(Entries from a dataset of interfaces)

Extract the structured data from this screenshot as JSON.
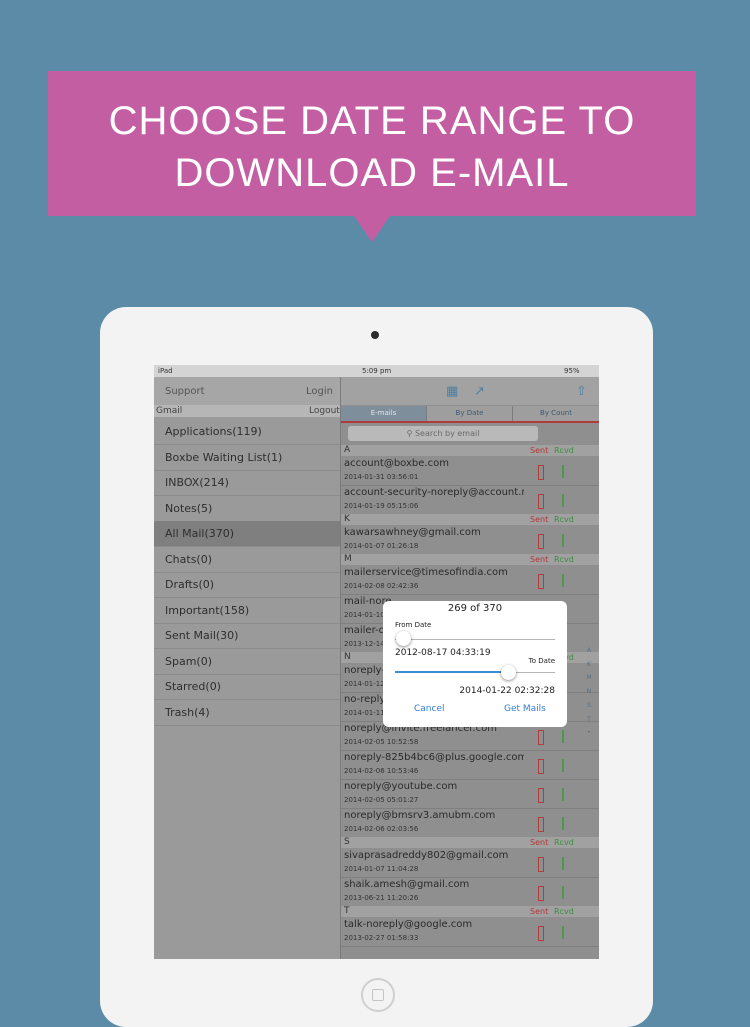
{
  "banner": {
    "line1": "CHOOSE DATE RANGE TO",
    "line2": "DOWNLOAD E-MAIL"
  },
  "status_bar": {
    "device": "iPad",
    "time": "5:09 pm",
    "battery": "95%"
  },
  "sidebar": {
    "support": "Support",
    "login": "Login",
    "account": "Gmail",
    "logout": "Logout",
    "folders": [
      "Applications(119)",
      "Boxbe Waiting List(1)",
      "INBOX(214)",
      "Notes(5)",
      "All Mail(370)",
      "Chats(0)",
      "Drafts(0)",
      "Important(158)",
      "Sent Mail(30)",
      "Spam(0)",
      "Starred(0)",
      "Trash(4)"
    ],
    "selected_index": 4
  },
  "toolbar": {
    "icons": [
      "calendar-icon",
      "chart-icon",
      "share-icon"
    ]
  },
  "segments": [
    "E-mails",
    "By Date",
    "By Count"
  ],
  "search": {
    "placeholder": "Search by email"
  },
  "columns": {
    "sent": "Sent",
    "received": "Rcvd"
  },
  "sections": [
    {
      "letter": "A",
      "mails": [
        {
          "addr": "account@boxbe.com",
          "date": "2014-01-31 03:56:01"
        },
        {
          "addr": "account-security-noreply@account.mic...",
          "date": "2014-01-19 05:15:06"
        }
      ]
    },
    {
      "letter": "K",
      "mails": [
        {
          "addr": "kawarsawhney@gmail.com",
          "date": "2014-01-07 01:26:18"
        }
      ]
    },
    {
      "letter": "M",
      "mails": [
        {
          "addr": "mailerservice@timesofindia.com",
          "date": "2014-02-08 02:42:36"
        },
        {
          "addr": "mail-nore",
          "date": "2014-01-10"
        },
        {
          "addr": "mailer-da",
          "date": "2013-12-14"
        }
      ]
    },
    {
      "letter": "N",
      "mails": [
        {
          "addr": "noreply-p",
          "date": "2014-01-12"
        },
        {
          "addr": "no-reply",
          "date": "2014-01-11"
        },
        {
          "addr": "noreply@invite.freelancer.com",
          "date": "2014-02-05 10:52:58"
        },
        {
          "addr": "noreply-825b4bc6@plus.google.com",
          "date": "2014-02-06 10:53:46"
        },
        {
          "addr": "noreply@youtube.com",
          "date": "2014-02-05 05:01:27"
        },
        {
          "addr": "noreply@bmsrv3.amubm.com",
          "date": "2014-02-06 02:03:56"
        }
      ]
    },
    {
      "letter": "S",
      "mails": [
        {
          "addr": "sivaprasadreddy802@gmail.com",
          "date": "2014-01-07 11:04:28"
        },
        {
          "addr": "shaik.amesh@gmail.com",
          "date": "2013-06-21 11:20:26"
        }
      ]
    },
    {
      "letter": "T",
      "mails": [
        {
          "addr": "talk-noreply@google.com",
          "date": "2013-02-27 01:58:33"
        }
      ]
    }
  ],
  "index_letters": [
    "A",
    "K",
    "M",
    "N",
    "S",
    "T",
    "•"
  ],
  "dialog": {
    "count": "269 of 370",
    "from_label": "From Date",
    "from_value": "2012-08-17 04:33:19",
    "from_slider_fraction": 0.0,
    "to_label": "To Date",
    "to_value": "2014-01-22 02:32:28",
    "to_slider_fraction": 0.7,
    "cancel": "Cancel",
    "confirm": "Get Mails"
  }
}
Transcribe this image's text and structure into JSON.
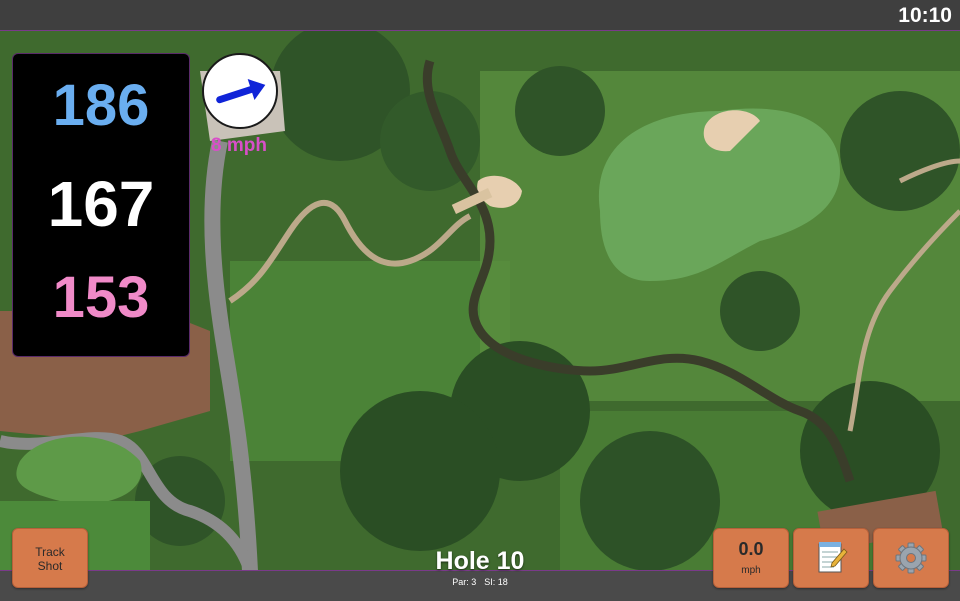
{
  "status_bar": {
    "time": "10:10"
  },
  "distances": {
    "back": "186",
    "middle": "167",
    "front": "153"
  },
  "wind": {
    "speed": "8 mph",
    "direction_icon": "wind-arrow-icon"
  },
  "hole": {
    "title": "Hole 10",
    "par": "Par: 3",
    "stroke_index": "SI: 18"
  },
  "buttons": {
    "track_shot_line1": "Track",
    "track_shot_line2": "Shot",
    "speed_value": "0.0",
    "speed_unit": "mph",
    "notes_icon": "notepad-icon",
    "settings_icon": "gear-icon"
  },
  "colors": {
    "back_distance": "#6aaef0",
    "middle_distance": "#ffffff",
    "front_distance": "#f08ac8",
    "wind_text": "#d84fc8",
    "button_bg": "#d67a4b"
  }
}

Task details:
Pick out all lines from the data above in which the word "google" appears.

Task solution:
          "addr": "noreply-825b4bc6@plus.google.com",
          "addr": "talk-noreply@google.com",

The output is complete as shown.